━━━ Given records
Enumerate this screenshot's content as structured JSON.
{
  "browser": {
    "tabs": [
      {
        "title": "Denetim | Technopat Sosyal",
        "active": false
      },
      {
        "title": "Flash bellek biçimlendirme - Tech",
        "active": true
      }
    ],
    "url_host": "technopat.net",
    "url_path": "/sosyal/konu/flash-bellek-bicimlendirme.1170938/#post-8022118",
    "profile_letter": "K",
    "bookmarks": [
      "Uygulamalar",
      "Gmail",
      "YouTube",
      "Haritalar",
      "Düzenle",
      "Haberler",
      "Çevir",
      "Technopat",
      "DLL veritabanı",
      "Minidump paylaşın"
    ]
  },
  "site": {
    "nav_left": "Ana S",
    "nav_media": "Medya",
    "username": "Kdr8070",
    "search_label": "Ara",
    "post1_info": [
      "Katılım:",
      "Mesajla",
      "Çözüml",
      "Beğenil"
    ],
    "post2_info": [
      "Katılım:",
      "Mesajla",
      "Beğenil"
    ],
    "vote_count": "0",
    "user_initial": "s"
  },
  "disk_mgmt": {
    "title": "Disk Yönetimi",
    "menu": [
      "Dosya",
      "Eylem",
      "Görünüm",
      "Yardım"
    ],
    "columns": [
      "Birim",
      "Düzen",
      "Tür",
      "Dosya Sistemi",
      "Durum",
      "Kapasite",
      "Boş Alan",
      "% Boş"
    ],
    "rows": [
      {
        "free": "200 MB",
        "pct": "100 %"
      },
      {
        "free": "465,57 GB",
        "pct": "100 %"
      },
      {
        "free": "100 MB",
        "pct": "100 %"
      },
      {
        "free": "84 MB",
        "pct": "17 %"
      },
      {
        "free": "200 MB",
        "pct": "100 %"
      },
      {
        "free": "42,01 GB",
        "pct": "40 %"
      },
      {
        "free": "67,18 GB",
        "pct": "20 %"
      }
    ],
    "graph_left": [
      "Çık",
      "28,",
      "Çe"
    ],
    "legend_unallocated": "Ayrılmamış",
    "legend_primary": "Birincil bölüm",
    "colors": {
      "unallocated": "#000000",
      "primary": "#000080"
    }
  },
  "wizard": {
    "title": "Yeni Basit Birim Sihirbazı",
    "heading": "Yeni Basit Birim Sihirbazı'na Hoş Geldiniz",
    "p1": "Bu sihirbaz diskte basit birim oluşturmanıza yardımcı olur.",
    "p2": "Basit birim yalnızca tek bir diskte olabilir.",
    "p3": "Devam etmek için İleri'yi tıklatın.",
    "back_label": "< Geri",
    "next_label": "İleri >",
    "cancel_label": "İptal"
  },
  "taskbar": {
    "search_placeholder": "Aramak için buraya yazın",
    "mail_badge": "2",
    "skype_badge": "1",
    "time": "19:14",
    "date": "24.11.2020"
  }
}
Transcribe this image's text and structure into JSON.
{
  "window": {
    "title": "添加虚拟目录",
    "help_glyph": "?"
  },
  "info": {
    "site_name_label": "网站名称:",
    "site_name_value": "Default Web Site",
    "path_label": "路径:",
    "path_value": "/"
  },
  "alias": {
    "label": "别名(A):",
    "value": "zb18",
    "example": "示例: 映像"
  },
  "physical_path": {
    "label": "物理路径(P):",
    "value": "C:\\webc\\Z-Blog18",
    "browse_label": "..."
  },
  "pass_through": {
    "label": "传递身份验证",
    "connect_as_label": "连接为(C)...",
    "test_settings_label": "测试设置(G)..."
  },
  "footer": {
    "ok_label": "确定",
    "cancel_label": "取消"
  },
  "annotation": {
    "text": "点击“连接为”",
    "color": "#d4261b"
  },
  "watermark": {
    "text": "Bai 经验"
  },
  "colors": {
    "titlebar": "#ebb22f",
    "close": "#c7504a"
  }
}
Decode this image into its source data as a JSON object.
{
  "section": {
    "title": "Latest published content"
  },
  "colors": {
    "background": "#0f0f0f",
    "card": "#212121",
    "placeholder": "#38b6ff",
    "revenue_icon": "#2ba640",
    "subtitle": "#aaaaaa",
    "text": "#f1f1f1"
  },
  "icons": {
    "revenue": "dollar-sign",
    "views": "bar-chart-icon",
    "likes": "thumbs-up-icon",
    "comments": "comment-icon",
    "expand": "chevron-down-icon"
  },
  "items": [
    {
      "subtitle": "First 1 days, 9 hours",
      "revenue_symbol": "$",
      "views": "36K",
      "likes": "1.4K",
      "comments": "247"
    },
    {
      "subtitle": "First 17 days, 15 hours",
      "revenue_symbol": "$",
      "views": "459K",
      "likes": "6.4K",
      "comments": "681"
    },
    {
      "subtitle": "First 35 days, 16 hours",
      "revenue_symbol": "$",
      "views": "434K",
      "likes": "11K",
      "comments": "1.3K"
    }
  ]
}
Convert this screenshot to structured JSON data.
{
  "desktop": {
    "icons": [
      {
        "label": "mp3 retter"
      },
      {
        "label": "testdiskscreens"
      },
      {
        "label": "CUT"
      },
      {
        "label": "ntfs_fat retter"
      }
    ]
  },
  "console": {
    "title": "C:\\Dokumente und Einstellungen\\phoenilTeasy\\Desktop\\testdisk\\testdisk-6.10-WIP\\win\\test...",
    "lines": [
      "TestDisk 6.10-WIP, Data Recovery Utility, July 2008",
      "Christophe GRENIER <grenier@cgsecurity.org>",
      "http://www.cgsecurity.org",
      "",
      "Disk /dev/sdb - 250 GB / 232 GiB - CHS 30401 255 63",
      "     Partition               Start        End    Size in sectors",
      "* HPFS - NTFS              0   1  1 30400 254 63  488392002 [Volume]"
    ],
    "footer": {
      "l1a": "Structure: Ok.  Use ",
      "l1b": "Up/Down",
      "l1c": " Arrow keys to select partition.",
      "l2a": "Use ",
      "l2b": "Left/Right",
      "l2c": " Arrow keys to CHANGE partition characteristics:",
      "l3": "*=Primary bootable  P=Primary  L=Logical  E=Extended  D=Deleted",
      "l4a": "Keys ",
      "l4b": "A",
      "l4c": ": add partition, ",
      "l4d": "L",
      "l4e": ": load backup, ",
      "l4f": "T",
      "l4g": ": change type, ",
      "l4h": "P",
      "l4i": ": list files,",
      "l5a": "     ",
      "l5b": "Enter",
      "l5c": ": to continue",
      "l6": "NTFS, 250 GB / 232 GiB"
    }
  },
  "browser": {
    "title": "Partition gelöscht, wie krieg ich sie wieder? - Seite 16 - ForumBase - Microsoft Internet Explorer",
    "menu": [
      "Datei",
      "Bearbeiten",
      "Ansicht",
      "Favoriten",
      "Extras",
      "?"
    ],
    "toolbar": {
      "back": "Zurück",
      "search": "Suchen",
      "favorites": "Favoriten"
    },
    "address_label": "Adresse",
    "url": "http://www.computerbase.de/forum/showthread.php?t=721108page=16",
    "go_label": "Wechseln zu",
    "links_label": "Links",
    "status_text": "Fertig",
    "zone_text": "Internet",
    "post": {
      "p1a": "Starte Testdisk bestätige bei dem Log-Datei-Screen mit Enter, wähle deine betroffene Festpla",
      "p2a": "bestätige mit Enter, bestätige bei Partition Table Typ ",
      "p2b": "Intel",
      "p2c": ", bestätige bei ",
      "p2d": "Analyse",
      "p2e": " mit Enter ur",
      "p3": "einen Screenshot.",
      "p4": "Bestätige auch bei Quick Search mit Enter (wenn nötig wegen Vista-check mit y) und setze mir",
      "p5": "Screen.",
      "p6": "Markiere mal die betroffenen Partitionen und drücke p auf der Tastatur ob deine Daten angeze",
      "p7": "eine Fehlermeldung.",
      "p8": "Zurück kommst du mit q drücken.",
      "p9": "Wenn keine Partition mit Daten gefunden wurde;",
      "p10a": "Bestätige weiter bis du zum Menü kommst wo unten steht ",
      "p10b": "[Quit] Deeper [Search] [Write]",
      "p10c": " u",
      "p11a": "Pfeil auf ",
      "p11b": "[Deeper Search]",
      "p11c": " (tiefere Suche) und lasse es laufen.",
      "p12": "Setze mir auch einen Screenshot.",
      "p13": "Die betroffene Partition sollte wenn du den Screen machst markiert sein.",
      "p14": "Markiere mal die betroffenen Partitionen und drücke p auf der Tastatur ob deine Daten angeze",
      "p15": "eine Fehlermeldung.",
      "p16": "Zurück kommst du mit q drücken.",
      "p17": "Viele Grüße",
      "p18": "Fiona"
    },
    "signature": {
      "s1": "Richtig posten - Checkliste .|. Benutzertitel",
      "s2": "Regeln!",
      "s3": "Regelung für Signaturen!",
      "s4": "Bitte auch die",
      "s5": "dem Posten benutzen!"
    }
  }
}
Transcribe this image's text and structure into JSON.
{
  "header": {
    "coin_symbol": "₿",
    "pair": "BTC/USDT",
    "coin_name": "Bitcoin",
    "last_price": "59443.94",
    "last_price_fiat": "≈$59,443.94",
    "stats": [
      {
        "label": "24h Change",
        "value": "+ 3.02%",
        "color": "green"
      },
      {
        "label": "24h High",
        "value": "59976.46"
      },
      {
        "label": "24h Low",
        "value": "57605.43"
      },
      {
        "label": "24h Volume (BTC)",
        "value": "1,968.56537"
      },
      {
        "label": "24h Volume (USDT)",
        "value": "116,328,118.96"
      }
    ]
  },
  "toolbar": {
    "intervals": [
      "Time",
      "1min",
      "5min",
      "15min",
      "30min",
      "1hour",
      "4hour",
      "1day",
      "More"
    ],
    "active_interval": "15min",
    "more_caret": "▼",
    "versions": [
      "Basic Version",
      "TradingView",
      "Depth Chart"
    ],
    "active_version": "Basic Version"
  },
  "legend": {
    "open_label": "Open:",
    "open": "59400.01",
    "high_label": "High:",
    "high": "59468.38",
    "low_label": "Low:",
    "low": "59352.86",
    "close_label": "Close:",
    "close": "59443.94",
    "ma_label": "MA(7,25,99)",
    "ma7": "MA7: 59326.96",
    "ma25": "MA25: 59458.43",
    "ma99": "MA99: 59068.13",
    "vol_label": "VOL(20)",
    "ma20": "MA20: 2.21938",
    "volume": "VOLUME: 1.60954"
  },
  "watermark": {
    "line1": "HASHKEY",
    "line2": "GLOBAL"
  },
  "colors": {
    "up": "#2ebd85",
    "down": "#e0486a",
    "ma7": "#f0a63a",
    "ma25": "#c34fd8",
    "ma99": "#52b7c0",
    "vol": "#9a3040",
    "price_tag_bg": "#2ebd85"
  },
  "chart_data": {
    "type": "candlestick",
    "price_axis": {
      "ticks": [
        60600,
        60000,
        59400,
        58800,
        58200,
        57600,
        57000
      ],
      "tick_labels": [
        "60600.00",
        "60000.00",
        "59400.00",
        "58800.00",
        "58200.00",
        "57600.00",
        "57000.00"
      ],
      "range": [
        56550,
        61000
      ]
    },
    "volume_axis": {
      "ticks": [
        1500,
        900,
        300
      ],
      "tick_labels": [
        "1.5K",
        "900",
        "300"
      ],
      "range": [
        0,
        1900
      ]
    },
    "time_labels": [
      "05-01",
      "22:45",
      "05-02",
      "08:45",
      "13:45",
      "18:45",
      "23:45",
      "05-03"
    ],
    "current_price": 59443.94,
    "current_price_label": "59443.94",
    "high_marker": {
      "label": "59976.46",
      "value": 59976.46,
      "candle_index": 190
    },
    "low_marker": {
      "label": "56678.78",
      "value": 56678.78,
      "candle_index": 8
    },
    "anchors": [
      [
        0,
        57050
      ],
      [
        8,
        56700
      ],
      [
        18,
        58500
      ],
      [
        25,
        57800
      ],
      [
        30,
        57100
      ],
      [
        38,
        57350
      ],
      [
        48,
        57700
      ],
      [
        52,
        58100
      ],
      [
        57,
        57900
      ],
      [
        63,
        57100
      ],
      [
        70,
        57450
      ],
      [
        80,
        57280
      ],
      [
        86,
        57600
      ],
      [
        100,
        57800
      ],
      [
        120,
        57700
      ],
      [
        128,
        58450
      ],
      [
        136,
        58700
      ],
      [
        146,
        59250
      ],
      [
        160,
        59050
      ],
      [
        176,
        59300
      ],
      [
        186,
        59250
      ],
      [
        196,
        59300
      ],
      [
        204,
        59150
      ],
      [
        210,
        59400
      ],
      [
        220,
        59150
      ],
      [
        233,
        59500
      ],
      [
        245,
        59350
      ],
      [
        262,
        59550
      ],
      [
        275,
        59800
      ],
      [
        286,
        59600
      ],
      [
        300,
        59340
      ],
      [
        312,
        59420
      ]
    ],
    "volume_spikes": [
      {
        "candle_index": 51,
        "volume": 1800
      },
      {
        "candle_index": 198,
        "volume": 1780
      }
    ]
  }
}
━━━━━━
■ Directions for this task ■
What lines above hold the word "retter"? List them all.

■ Response to the task ■
        "label": "mp3 retter"
        "label": "ntfs_fat retter"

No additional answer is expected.